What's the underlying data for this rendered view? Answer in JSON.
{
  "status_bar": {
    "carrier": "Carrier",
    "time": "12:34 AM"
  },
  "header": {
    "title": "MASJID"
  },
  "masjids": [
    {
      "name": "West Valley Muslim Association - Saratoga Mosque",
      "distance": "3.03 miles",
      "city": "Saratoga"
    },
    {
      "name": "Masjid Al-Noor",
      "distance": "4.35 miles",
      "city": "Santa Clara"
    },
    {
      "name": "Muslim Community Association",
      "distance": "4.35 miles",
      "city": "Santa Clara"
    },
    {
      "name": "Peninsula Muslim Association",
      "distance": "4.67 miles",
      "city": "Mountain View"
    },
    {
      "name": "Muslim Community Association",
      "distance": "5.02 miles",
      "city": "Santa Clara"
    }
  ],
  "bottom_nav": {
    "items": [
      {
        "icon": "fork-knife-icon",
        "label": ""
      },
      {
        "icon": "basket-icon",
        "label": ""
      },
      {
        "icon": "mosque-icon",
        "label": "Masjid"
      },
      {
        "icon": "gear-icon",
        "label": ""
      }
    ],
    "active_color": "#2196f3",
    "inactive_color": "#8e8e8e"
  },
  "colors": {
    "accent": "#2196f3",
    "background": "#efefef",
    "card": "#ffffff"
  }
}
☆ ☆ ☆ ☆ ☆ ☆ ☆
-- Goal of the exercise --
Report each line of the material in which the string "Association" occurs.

-- Reply --
      "name": "West Valley Muslim Association - Saratoga Mosque",
      "name": "Muslim Community Association",
      "name": "Peninsula Muslim Association",
      "name": "Muslim Community Association",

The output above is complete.